EXERCISE OBJECTIVE: Comb through the entries for "WLAN" and pull out each line that holds it.

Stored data
Start of Block

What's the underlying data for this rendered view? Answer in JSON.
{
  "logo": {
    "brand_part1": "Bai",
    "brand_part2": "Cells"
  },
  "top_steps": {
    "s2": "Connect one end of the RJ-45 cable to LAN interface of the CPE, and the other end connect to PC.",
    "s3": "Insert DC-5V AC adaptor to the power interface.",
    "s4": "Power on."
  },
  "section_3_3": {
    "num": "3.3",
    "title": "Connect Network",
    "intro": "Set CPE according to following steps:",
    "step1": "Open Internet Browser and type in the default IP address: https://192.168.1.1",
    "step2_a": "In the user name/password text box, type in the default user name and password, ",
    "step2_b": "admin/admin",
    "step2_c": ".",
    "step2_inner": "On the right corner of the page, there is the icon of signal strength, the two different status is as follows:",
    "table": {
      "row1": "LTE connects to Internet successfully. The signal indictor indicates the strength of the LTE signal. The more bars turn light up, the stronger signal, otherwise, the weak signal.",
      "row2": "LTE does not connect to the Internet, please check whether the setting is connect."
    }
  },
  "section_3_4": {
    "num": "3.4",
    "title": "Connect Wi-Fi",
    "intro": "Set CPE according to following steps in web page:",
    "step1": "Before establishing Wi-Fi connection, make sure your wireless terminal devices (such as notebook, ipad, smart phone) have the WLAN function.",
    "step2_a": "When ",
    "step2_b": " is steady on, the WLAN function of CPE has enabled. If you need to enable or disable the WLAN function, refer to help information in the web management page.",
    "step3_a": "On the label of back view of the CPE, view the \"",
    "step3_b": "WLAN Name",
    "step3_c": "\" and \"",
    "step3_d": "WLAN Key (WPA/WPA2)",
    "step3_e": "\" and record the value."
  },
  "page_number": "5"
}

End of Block

SOLUTION FOR THIS PROBLEM:
    "step1": "Before establishing Wi-Fi connection, make sure your wireless terminal devices (such as notebook, ipad, smart phone) have the WLAN function.",
    "step2_b": " is steady on, the WLAN function of CPE has enabled. If you need to enable or disable the WLAN function, refer to help information in the web management page.",
    "step3_b": "WLAN Name",
    "step3_d": "WLAN Key (WPA/WPA2)",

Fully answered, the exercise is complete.